Gelassenheit: You Will Be Blessed
I’ve made a habit lately of studying the Amish. I use the word “study” loosely as this is not a simple curiosity of mine or some kind of theological experiment. My exploration flows out of a deep respect and admiration for their faith and spirituality. We English (that’s what the Amish call us outside their communities) recognize them because of their familiar beards, horse-drawn buggies, fine woodworking, or barn-raisings, but there’s a lot more to this group than sturdy furniture and firm dispositions. They have a lively, vibrant faith despite their archaic lifestyles.
The Amish (and their cousins the Mennonites, Brethren, and a few other groups) I have come to know are lovers and active makers of peace. They value simplicity above almost any other thing. They love their families and community, and they have a profound trust in God. This trust, employing a good Amish-German word, is called “Gelassenheit.”
“Gelassenheit” is usually translated into English as “submission,” “yield,” or “serenity,” but it is so much more. It is a total letting go of entanglements. It is a relinquishment of the self. It is an exchange of human, personal will for a “thy will be done” kind of life – not a blind, hopeless fatalism, but a defiant and restful faith in God. One Amish farmer summed up “Gelassenheit” like this: “We don’t pray for rain,” he said. “But we are thankful to God when the rain arrives.” This perspective gives the Amish a completely different understanding of “the will of God” than most of the Christian universe.
Many of us have been taught, tacitly or overtly, that “God’s will” is this magic be-all-end-all, which, if discovered, can end all the angst and indecision of life. So we chase after and fret over what God wants us to do, thinking there will be complete and total disaster if we miss the secret plan he has for us. We twist and writhe in the anguish of our decisions, never feeling good about any choice we make.
Finally, we conjure up all the bravado or foolishness we can muster, smile through gritted teeth, and give a direction a whirl. If it all works out, we praise God for his magnificent direction. If it is a belly-flopping disaster we scratch our heads, feel terribly ashamed, and blame God or our weak faith for leading us the wrong way.

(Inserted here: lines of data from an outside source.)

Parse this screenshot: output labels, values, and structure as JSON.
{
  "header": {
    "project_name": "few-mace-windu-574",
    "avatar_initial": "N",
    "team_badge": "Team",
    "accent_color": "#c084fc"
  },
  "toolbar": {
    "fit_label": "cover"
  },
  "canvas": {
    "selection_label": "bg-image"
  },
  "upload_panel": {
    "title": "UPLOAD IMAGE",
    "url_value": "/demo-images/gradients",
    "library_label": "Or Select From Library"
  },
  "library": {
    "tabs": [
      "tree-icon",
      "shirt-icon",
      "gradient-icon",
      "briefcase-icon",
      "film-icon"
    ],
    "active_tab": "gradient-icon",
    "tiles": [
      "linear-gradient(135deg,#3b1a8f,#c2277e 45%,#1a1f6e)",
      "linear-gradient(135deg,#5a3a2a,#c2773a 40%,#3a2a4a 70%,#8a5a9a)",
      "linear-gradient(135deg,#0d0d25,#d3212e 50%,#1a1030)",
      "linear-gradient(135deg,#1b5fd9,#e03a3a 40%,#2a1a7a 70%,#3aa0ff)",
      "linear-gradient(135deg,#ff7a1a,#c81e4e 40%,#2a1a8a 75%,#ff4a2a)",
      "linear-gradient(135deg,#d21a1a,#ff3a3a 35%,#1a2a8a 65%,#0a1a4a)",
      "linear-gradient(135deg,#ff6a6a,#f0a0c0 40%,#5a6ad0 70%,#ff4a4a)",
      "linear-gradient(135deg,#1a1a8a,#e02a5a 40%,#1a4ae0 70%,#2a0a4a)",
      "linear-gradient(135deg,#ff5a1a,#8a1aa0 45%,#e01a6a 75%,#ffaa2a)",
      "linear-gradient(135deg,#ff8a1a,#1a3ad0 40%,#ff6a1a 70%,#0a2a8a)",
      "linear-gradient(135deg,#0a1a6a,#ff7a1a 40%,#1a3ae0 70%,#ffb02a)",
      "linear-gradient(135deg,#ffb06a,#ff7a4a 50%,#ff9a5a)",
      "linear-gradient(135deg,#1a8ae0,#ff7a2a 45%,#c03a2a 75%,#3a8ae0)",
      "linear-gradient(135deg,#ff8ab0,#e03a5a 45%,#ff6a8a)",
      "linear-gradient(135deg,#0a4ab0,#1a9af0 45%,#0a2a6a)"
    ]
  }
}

The truth is, most Christians really want to do what God wants us to do; we want to do “the will of God.” Equally as true, however, is this: There is no exact formula for finding this will. This does not sound very spiritual, but in my experience, finding God’s will is as much about trial and error as it is about praying and seeking. And yes, sometimes it ends in a big mess. Maybe we can take a cue from the Amish and neutralize the mystery of finding and doing God’s will. Maybe we can learn to simply trust God with our life and our circumstances. Maybe, if we keep hitting the wall, we can stop, listen, and trust for a while. Maybe we can learn to yield our own wills, or at least stop using God’s name to sanction our decisions.
Maybe we can stop putting ourselves through the torturous exercise of chasing after something we can’t even define. Here is the thing the Amish can teach us: Rather than trusting an exact path and direction for your life, just trust God with your life. After all, God is bigger than your plans. God is stronger than your failures, and God never fails to reward those who seek after him. You can find peace by quit trying to figure out what to do for God and simply rely upon God.
Meister Eckhart, an old medieval mystic from Germany who knew a few things about “Gelassenheit” himself, wrote: “God wants no more from you than you letting go of yourself. Then you can let God be God in you.” If that’s not God’s will, then I don’t know what is.